[Given entries Boundary: Start]

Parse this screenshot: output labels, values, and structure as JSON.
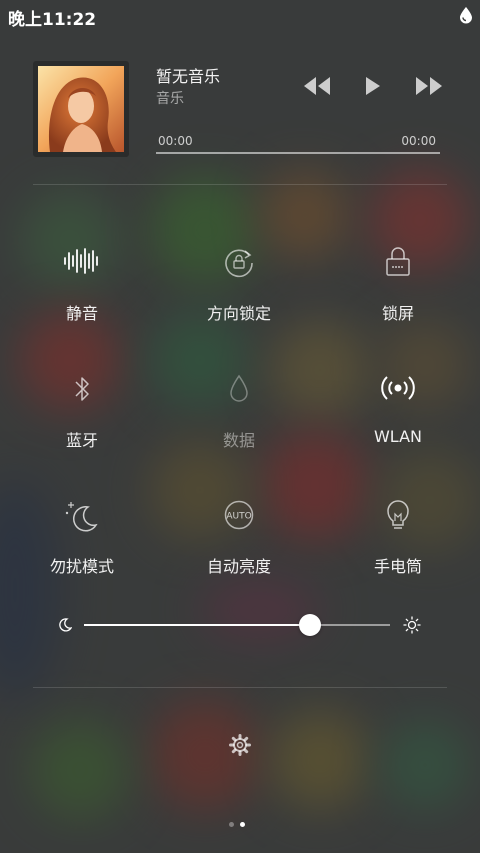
{
  "status_bar": {
    "time": "晚上11:22",
    "icon": "water-drop-icon"
  },
  "music": {
    "title": "暂无音乐",
    "subtitle": "音乐",
    "time_elapsed": "00:00",
    "time_total": "00:00",
    "progress": 0,
    "controls": [
      "rewind-icon",
      "play-icon",
      "fast-forward-icon"
    ]
  },
  "toggles": [
    {
      "label": "静音",
      "icon": "sound-wave-icon",
      "active": true
    },
    {
      "label": "方向锁定",
      "icon": "rotation-lock-icon",
      "active": false
    },
    {
      "label": "锁屏",
      "icon": "lock-icon",
      "active": true
    },
    {
      "label": "蓝牙",
      "icon": "bluetooth-icon",
      "active": true
    },
    {
      "label": "数据",
      "icon": "data-drop-icon",
      "active": false
    },
    {
      "label": "WLAN",
      "icon": "wifi-icon",
      "active": true
    },
    {
      "label": "勿扰模式",
      "icon": "moon-icon",
      "active": true
    },
    {
      "label": "自动亮度",
      "icon": "auto-brightness-icon",
      "active": true
    },
    {
      "label": "手电筒",
      "icon": "bulb-icon",
      "active": true
    }
  ],
  "brightness": {
    "level": 0.74,
    "min_icon": "moon-small-icon",
    "max_icon": "sun-icon"
  },
  "settings_icon": "gear-icon",
  "page_indicator": {
    "pages": 2,
    "current": 2
  },
  "colors": {
    "text": "#ffffff",
    "dim_text": "#8c8e8d",
    "background": "#3d3f3e"
  }
}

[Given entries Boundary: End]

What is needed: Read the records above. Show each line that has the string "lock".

Written solution:
      "icon": "rotation-lock-icon",
      "icon": "lock-icon",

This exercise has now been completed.